Tuesday, August 23, 2005

Learning to Pay Attention

I am in mourning for the beautiful maple tree in my back yard which was cut down today. In the fall, it had those wonderful leaves that would turn red and gold and litter our yard with exquisite "crunchiness." Unfortunately, it had the audacity to grow into the high line wires and a few years ago the hyroelectric company came and gouged its heart out (cutting a deep bevil into the mid-section of its branches).

As a result, it became prone to entertain a host of insects and tree rot. Though its furthermost parts, the exterior branches, maintained a semblance of life, inside it was rotting from within. So it was that it had to be cut into sections, revealing the back half of our yard to the heat of the sun and relegating the role of guardian to the giant oak which straddles ours, and the neighbor's, yard.

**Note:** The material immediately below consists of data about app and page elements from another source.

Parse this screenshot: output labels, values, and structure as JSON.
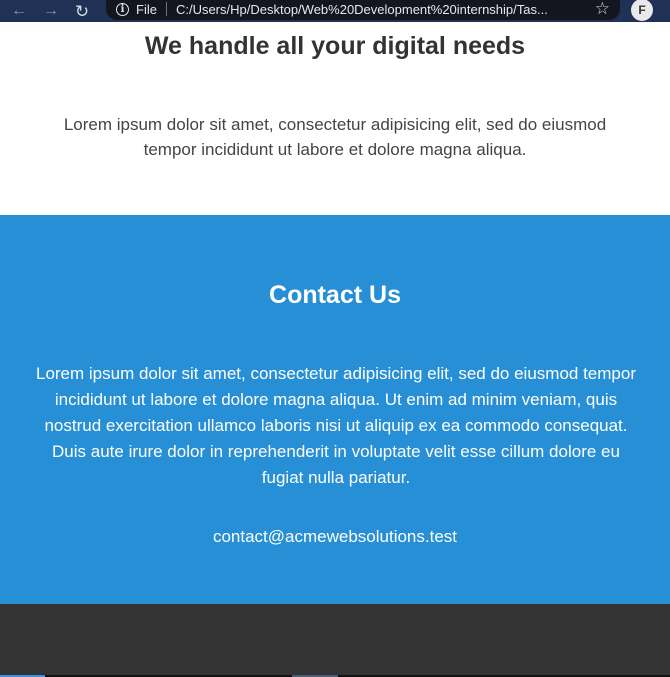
{
  "browser": {
    "back_icon": "←",
    "forward_icon": "→",
    "reload_icon": "↻",
    "info_icon": "i",
    "file_label": "File",
    "url": "C:/Users/Hp/Desktop/Web%20Development%20internship/Tas...",
    "star_icon": "☆",
    "avatar_initial": "F"
  },
  "services": {
    "heading": "We handle all your digital needs",
    "text": "Lorem ipsum dolor sit amet, consectetur adipisicing elit, sed do eiusmod tempor incididunt ut labore et dolore magna aliqua."
  },
  "contact": {
    "heading": "Contact Us",
    "text": "Lorem ipsum dolor sit amet, consectetur adipisicing elit, sed do eiusmod tempor incididunt ut labore et dolore magna aliqua. Ut enim ad minim veniam, quis nostrud exercitation ullamco laboris nisi ut aliquip ex ea commodo consequat. Duis aute irure dolor in reprehenderit in voluptate velit esse cillum dolore eu fugiat nulla pariatur.",
    "email": "contact@acmewebsolutions.test"
  },
  "colors": {
    "browser_bar": "#1f3154",
    "contact_bg": "#268fd5",
    "footer_bg": "#333333"
  }
}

That tree seems to symbolize, in some small way, the lives of some of the students with whom I work--not to mention myself, or the colleagues around me. The threats to our existence seem to eat away at our innermost selves, cutting the heart out of who we are. Our exteriors may remain healthy (at least to all outward appearances), but inside we are crumbling. As Eugene Peterson says regarding a life lived at second-hand: "relationships atrophy, enjoyment diminishes, life thins out," (Christ Plays in Ten Thousand Places, 336).

We must learn to begin to pay attention to the rhythms of our lives--what Frederick Buechner calls, "listening to our lives." Perhaps I am a mystic at heart; I do know that I believe that God speaks to us through the crevices of life. This new semester I want to commit to learning to listen to what is going on around me--to take time to slow down and look for signs of interior rot and destruction (whether in my life or in the lives of those around me).

So, here are my intentions for a new school year in this vein:
1. Slow down.
2. Learn to do more with less.
3. Pay attention to the rhythms of life around me.